++++ Data to use ++++

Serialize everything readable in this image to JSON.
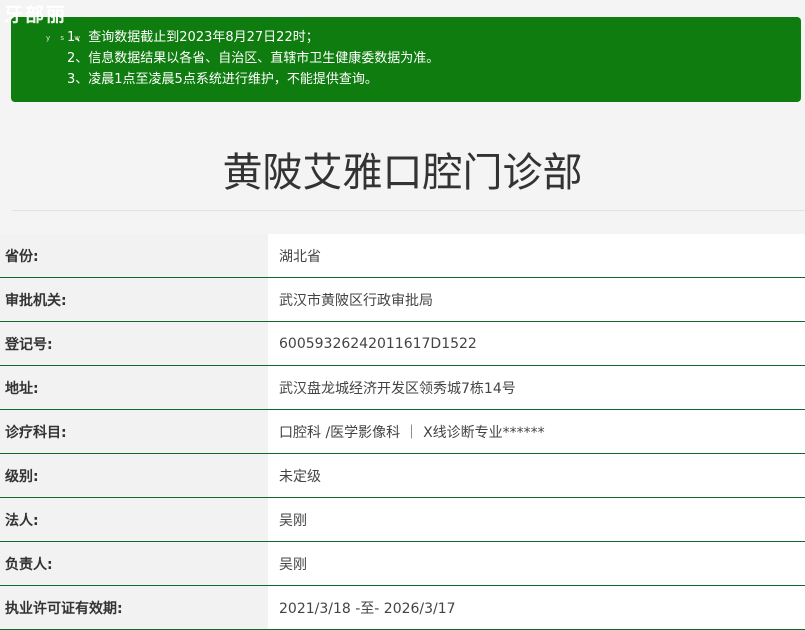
{
  "watermark": {
    "logo_text": "牙部丽",
    "sub_text": "y s w"
  },
  "notice": {
    "lines": [
      "1、查询数据截止到2023年8月27日22时；",
      "2、信息数据结果以各省、自治区、直辖市卫生健康委数据为准。",
      "3、凌晨1点至凌晨5点系统进行维护，不能提供查询。"
    ]
  },
  "page_title": "黄陂艾雅口腔门诊部",
  "colors": {
    "notice_bg": "#0f7c0f",
    "row_border": "#0f6a2a"
  },
  "info_rows": [
    {
      "label": "省份:",
      "value": "湖北省"
    },
    {
      "label": "审批机关:",
      "value": "武汉市黄陂区行政审批局"
    },
    {
      "label": "登记号:",
      "value": "60059326242011617D1522"
    },
    {
      "label": "地址:",
      "value": "武汉盘龙城经济开发区领秀城7栋14号"
    },
    {
      "label": "诊疗科目:",
      "value": "口腔科 /医学影像科 ｜ X线诊断专业******"
    },
    {
      "label": "级别:",
      "value": "未定级"
    },
    {
      "label": "法人:",
      "value": "吴刚"
    },
    {
      "label": "负责人:",
      "value": "吴刚"
    },
    {
      "label": "执业许可证有效期:",
      "value": "2021/3/18 -至- 2026/3/17"
    }
  ]
}
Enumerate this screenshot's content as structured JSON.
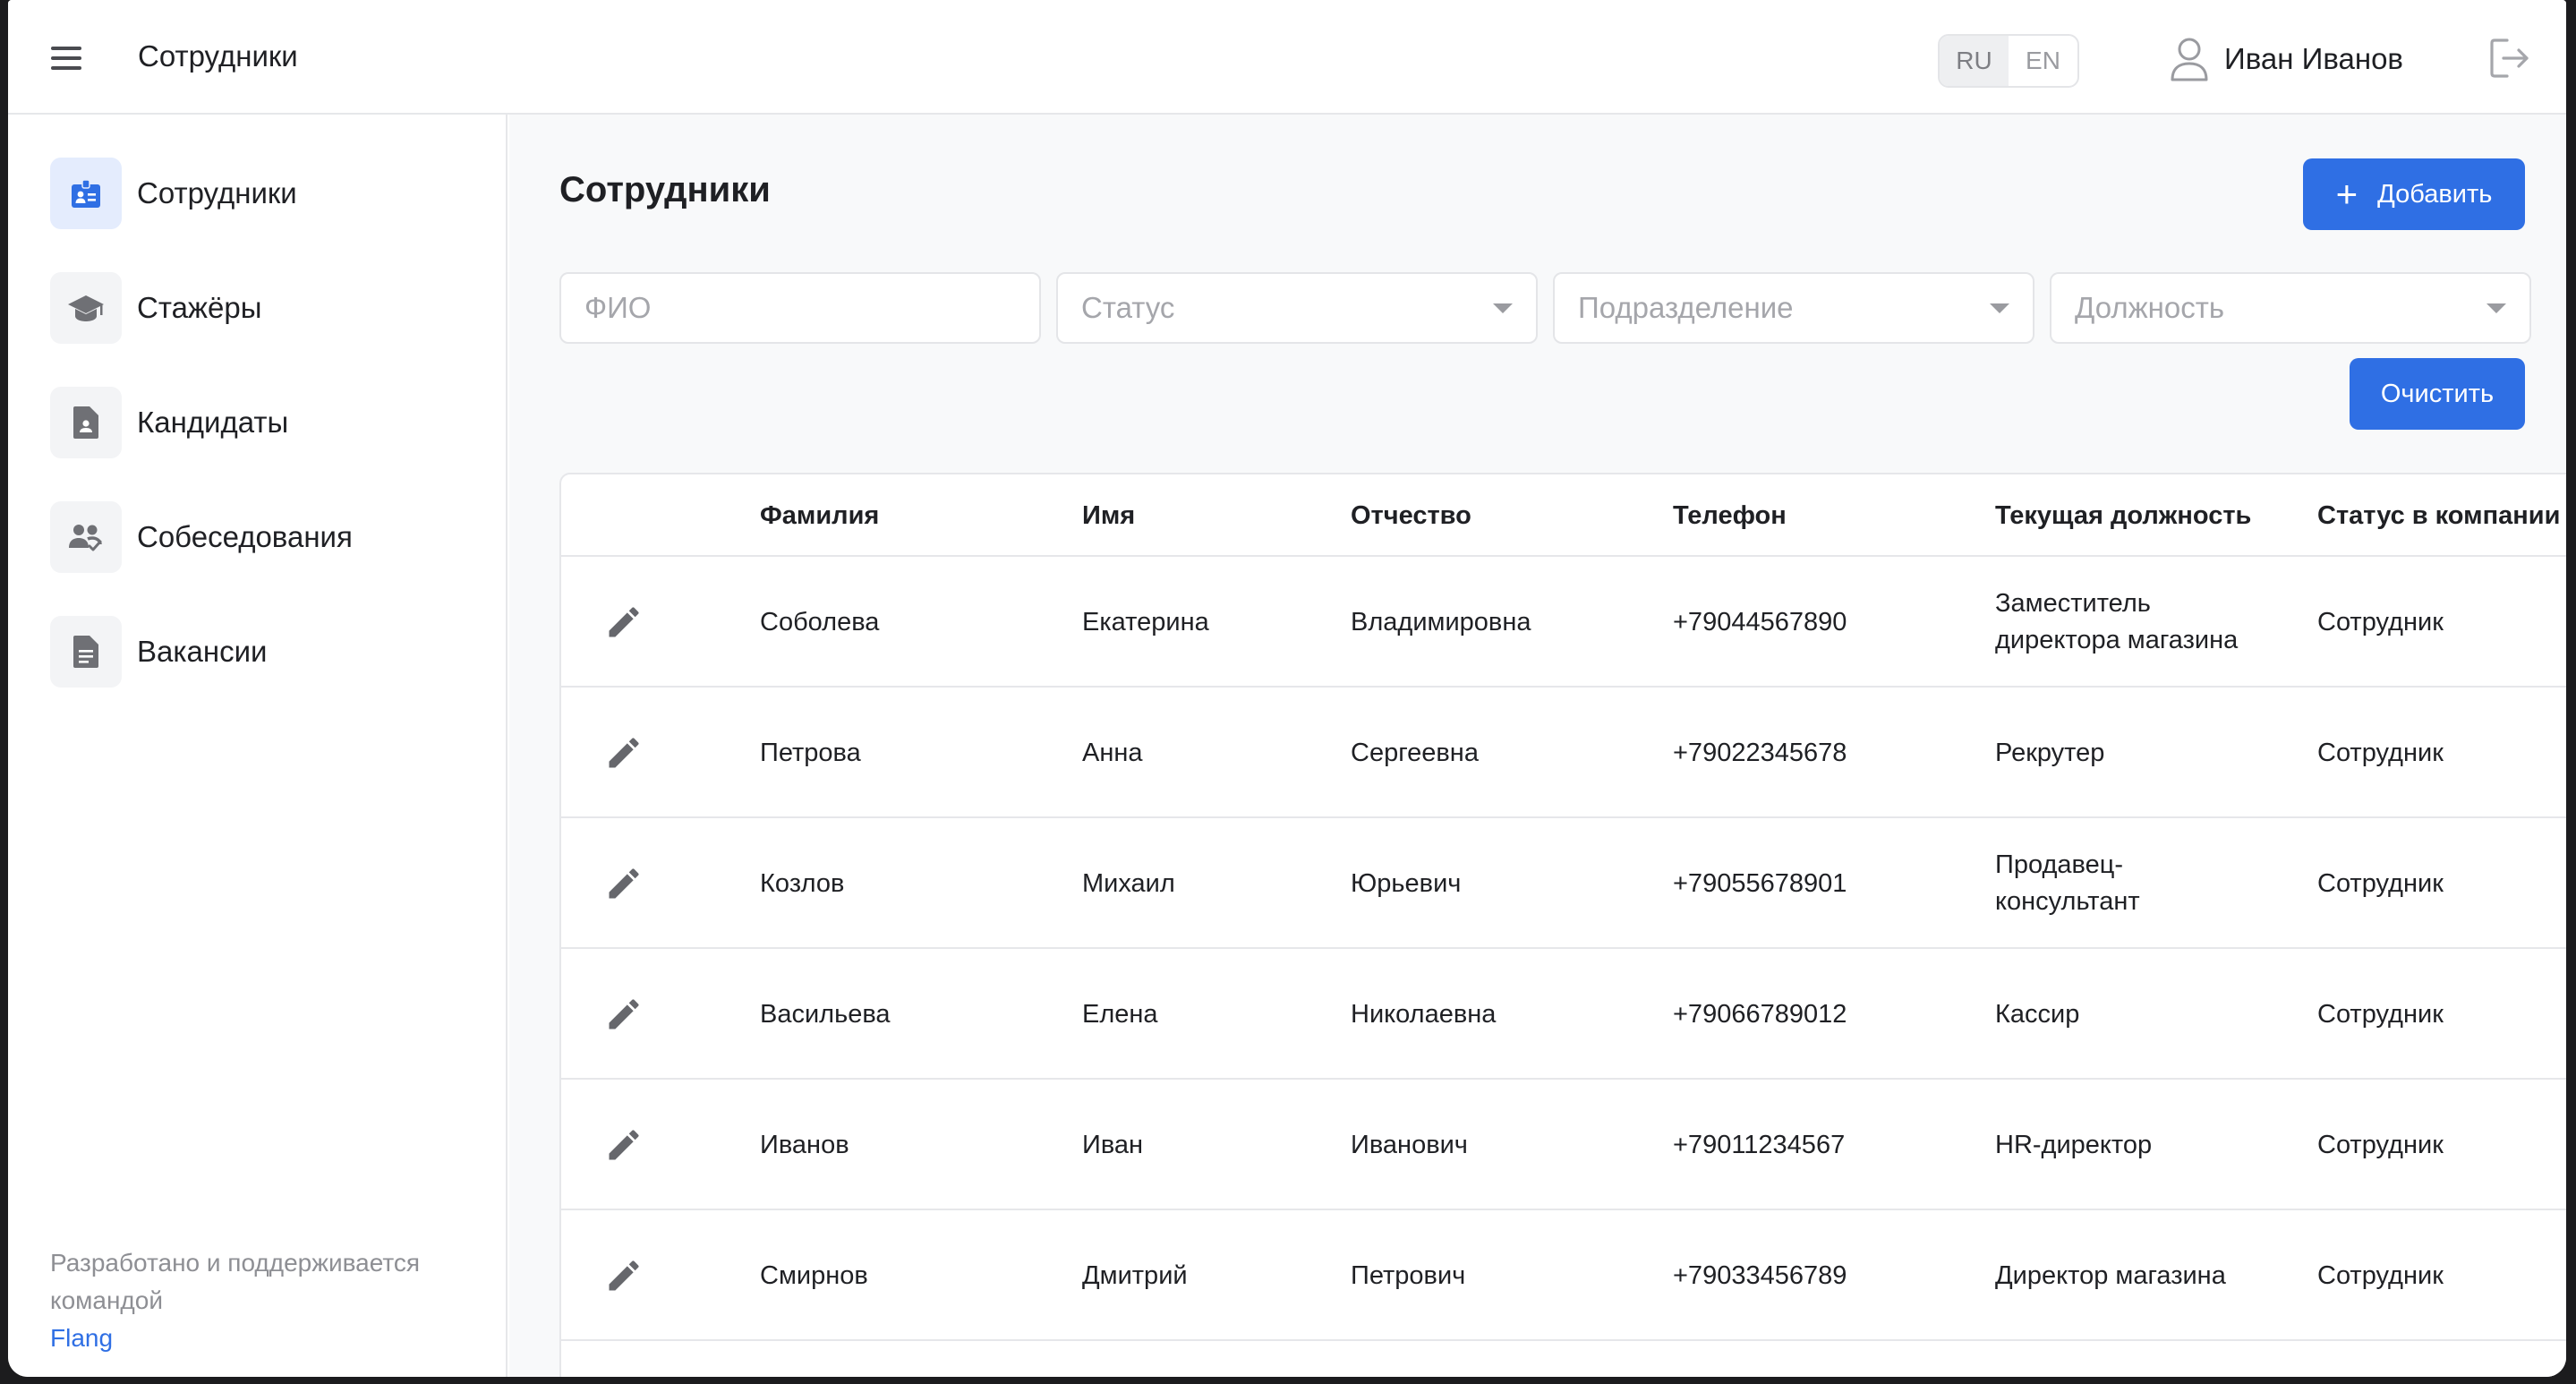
{
  "header": {
    "title": "Сотрудники",
    "lang": {
      "ru": "RU",
      "en": "EN"
    },
    "user_name": "Иван Иванов"
  },
  "sidebar": {
    "items": [
      {
        "label": "Сотрудники",
        "icon": "badge-icon",
        "active": true
      },
      {
        "label": "Стажёры",
        "icon": "graduation-cap-icon",
        "active": false
      },
      {
        "label": "Кандидаты",
        "icon": "person-document-icon",
        "active": false
      },
      {
        "label": "Собеседования",
        "icon": "people-interview-icon",
        "active": false
      },
      {
        "label": "Вакансии",
        "icon": "document-icon",
        "active": false
      }
    ],
    "footer_text": "Разработано и поддерживается командой",
    "footer_link": "Flang"
  },
  "main": {
    "title": "Сотрудники",
    "add_label": "Добавить",
    "clear_label": "Очистить",
    "filters": {
      "fio_placeholder": "ФИО",
      "status": "Статус",
      "department": "Подразделение",
      "position": "Должность"
    }
  },
  "table": {
    "columns": [
      "Фамилия",
      "Имя",
      "Отчество",
      "Телефон",
      "Текущая должность",
      "Статус в компании"
    ],
    "rows": [
      [
        "Соболева",
        "Екатерина",
        "Владимировна",
        "+79044567890",
        "Заместитель директора магазина",
        "Сотрудник"
      ],
      [
        "Петрова",
        "Анна",
        "Сергеевна",
        "+79022345678",
        "Рекрутер",
        "Сотрудник"
      ],
      [
        "Козлов",
        "Михаил",
        "Юрьевич",
        "+79055678901",
        "Продавец-консультант",
        "Сотрудник"
      ],
      [
        "Васильева",
        "Елена",
        "Николаевна",
        "+79066789012",
        "Кассир",
        "Сотрудник"
      ],
      [
        "Иванов",
        "Иван",
        "Иванович",
        "+79011234567",
        "HR-директор",
        "Сотрудник"
      ],
      [
        "Смирнов",
        "Дмитрий",
        "Петрович",
        "+79033456789",
        "Директор магазина",
        "Сотрудник"
      ]
    ]
  },
  "colors": {
    "accent": "#2f6fe4",
    "active_nav_bg": "#e4ecfd",
    "border": "#e6e7ea",
    "main_bg": "#f8f9fa"
  }
}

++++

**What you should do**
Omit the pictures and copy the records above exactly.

**Your response**
Serialize everything readable in this image to JSON.
{
  "watermark": {
    "logo_text": "牙部丽",
    "sub_text": "y s w"
  },
  "notice": {
    "lines": [
      "1、查询数据截止到2023年8月27日22时；",
      "2、信息数据结果以各省、自治区、直辖市卫生健康委数据为准。",
      "3、凌晨1点至凌晨5点系统进行维护，不能提供查询。"
    ]
  },
  "page_title": "黄陂艾雅口腔门诊部",
  "colors": {
    "notice_bg": "#0f7c0f",
    "row_border": "#0f6a2a"
  },
  "info_rows": [
    {
      "label": "省份:",
      "value": "湖北省"
    },
    {
      "label": "审批机关:",
      "value": "武汉市黄陂区行政审批局"
    },
    {
      "label": "登记号:",
      "value": "60059326242011617D1522"
    },
    {
      "label": "地址:",
      "value": "武汉盘龙城经济开发区领秀城7栋14号"
    },
    {
      "label": "诊疗科目:",
      "value": "口腔科 /医学影像科 ｜ X线诊断专业******"
    },
    {
      "label": "级别:",
      "value": "未定级"
    },
    {
      "label": "法人:",
      "value": "吴刚"
    },
    {
      "label": "负责人:",
      "value": "吴刚"
    },
    {
      "label": "执业许可证有效期:",
      "value": "2021/3/18 -至- 2026/3/17"
    }
  ]
}
Enumerate this screenshot's content as structured JSON.
{
  "header": {
    "title": "Сотрудники",
    "lang": {
      "ru": "RU",
      "en": "EN"
    },
    "user_name": "Иван Иванов"
  },
  "sidebar": {
    "items": [
      {
        "label": "Сотрудники",
        "icon": "badge-icon",
        "active": true
      },
      {
        "label": "Стажёры",
        "icon": "graduation-cap-icon",
        "active": false
      },
      {
        "label": "Кандидаты",
        "icon": "person-document-icon",
        "active": false
      },
      {
        "label": "Собеседования",
        "icon": "people-interview-icon",
        "active": false
      },
      {
        "label": "Вакансии",
        "icon": "document-icon",
        "active": false
      }
    ],
    "footer_text": "Разработано и поддерживается командой",
    "footer_link": "Flang"
  },
  "main": {
    "title": "Сотрудники",
    "add_label": "Добавить",
    "clear_label": "Очистить",
    "filters": {
      "fio_placeholder": "ФИО",
      "status": "Статус",
      "department": "Подразделение",
      "position": "Должность"
    }
  },
  "table": {
    "columns": [
      "Фамилия",
      "Имя",
      "Отчество",
      "Телефон",
      "Текущая должность",
      "Статус в компании"
    ],
    "rows": [
      [
        "Соболева",
        "Екатерина",
        "Владимировна",
        "+79044567890",
        "Заместитель директора магазина",
        "Сотрудник"
      ],
      [
        "Петрова",
        "Анна",
        "Сергеевна",
        "+79022345678",
        "Рекрутер",
        "Сотрудник"
      ],
      [
        "Козлов",
        "Михаил",
        "Юрьевич",
        "+79055678901",
        "Продавец-консультант",
        "Сотрудник"
      ],
      [
        "Васильева",
        "Елена",
        "Николаевна",
        "+79066789012",
        "Кассир",
        "Сотрудник"
      ],
      [
        "Иванов",
        "Иван",
        "Иванович",
        "+79011234567",
        "HR-директор",
        "Сотрудник"
      ],
      [
        "Смирнов",
        "Дмитрий",
        "Петрович",
        "+79033456789",
        "Директор магазина",
        "Сотрудник"
      ]
    ]
  },
  "colors": {
    "accent": "#2f6fe4",
    "active_nav_bg": "#e4ecfd",
    "border": "#e6e7ea",
    "main_bg": "#f8f9fa"
  }
}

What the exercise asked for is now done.